The concept of multi-layer reflective optical discs has been proposed by Philips and IBM, and has been demonstrated up to several layers. In fact, DVD is an implementation of this concept with two layers.

However for many layers, the coherent nature of the probing laser beam causes interference, scatter and intra-layer cross talk - the combination of which results in a signal that is degraded to unacceptable levels. In addition, reflective multi-layer discs encountered considerable technological difficulties in manufacturing of media commensurate with the formidable requirements for optical quality. For these reasons research efforts into multi-layer reflective technologies have been abandoned.

fmd_disk.jpg (26176 bytes)

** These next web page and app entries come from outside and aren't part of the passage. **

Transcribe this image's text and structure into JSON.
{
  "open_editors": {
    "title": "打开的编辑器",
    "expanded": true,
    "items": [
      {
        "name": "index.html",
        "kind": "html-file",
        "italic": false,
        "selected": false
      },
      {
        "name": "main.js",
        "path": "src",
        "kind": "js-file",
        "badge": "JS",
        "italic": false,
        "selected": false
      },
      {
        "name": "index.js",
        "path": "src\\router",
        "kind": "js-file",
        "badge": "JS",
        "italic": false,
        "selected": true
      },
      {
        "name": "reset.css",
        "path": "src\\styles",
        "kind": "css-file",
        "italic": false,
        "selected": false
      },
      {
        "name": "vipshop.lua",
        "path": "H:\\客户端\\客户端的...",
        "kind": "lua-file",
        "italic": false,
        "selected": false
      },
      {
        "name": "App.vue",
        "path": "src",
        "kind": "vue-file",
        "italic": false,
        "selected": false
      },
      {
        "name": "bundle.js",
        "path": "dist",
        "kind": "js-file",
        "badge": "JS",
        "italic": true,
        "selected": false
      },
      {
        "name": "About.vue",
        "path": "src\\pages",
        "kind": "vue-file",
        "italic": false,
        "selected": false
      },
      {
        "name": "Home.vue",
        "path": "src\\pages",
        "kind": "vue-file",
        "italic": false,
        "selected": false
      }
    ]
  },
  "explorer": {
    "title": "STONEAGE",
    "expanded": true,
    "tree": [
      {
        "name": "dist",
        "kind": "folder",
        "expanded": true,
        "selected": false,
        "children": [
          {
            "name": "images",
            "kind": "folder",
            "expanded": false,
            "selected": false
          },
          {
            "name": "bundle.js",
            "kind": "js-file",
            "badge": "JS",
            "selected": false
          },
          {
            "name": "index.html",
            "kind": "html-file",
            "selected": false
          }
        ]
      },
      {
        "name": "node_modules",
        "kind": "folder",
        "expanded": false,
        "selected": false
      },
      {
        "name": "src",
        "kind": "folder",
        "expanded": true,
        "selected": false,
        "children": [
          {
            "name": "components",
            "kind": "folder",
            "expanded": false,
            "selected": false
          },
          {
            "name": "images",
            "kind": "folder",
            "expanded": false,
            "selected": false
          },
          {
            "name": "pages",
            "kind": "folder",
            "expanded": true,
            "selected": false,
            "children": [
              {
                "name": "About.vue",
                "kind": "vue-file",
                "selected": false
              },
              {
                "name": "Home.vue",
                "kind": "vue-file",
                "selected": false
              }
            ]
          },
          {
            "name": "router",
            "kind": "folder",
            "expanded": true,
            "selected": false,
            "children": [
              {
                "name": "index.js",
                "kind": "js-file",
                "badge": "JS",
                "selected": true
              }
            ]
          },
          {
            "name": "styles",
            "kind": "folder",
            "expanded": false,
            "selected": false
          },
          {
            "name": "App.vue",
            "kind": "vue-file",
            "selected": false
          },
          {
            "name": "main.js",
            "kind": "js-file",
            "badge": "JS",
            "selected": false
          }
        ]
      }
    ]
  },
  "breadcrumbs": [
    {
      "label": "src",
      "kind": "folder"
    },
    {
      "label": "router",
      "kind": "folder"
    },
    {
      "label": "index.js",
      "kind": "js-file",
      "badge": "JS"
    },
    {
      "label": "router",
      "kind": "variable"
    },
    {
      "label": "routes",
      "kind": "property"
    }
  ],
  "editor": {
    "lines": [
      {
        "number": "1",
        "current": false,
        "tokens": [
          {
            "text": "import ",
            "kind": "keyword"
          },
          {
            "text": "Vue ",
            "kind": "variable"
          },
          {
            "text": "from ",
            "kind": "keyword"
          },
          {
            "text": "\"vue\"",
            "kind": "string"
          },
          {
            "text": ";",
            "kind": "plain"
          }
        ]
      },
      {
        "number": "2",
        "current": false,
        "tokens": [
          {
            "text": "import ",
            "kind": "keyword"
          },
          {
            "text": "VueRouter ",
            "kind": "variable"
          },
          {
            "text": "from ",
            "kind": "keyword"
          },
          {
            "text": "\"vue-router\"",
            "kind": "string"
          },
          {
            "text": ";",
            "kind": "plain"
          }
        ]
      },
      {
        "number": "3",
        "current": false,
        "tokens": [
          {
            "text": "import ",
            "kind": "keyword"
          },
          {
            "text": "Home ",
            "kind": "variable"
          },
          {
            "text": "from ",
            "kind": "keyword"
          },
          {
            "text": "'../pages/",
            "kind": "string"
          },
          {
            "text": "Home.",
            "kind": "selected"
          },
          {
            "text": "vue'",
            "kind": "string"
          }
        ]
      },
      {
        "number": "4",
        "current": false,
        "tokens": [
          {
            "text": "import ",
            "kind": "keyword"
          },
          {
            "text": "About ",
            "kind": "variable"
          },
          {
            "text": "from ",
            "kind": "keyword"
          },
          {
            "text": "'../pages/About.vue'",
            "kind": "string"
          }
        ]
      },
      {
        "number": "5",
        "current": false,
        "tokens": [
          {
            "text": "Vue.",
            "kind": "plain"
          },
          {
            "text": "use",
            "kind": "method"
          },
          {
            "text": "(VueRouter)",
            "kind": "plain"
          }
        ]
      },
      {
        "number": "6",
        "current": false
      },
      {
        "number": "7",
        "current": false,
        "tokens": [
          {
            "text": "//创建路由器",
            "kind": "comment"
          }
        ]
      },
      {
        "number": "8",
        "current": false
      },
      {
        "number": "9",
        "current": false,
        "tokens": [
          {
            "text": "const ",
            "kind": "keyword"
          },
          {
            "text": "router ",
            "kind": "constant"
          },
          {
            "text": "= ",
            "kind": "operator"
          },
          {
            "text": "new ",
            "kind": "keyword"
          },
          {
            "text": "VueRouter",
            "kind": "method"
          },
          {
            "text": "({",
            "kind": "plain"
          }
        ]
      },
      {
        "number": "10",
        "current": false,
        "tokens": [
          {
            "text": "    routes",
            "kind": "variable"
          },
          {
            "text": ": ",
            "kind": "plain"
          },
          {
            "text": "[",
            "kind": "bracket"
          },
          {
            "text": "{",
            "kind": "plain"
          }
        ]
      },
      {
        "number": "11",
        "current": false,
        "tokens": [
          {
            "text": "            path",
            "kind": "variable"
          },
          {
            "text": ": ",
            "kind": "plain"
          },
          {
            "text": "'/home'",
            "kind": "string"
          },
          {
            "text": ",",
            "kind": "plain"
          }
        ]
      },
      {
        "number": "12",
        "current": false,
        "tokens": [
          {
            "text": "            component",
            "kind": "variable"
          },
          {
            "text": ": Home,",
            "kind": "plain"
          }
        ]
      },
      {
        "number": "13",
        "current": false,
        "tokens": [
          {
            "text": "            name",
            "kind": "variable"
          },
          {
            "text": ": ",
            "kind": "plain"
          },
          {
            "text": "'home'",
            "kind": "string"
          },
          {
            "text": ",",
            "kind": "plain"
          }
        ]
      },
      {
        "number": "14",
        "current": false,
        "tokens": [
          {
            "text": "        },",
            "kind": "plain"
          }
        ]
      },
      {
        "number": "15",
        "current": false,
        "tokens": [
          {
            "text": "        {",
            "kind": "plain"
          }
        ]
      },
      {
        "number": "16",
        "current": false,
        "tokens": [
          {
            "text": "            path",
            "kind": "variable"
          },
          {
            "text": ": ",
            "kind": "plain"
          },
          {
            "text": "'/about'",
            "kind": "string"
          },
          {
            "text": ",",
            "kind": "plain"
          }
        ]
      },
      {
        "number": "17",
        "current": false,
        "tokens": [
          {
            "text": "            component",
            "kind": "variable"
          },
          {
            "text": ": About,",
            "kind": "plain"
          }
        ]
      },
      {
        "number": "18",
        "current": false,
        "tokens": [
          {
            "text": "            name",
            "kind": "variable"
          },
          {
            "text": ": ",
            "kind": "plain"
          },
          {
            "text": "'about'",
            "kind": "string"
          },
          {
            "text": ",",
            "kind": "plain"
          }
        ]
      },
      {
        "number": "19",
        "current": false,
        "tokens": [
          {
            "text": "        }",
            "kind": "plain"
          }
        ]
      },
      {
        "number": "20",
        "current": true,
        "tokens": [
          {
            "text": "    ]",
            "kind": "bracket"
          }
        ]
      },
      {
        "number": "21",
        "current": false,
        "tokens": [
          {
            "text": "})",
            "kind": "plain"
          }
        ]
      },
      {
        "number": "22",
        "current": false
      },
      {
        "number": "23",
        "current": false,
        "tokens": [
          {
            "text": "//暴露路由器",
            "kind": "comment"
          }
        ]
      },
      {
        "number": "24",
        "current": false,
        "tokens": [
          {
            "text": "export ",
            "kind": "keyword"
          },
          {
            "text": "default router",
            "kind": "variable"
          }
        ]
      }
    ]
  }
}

The concept of multi-layer, fluorescent cards/discs (FMD/C) is a unique breakthrough, solving the problems of signal degradation associated with current reflective optical disc technologies of CD and DVD.

As with a CD or DVD, data on the FMD layers is encoded on a substrate in a series of geometrical features or volumetric marks. Each layer will have a capacity of 4.7 Gigabytes (as in the case of DVD).

With FMD/C technology, each storage layer is coated with a transparent fluorescent material rather than the reflective metallic layer of a CD or DVD. When the laser beam hits a mark on a layer, fluorescent light is emitted. This emitted light has a different wavelength from the incident laser light - slightly shifted towards the red end of the light spectrum - and is incoherent in nature, in contrast to the reflected coherent light in current optical devices. The emitted light is not affected by data marks, and therefore transverses adjacent layers undisturbed.

In the read out system of the drive, the laser light is filtered out, so that only the information-bearing fluorescent light is detected. This reduces the effect of stray light and interference. Theoretical studies, confirmed by experimental results, have shown that in conventional reflection systems the signal quality degrades rapidly with the number of layers. In fluorescent read-out systems, on the other hand, the signal quality degrades much more slowly with each additional layer. Research has shown that media containing up to a hundred layers are currently feasible, thereby increasing the potential capacity of a single card or disk to hundreds of Gigabytes. Use of blue lasers would increase the capacities to over 1 Terabyte.

fmd_diskdrive.jpg (6570 bytes)


1999 first published in september

2001 first license given to Sony

2002 august C3D disappeared

2003 D Data Inc aquired the patents of C3D en will develop HD DMD - Digital Multilayer Disk. (5)


Go Backhardware indexgo to homepagesearch this site Last Updated on 23 October, 2006 For suggestions please mail the editors 

Footnotes & References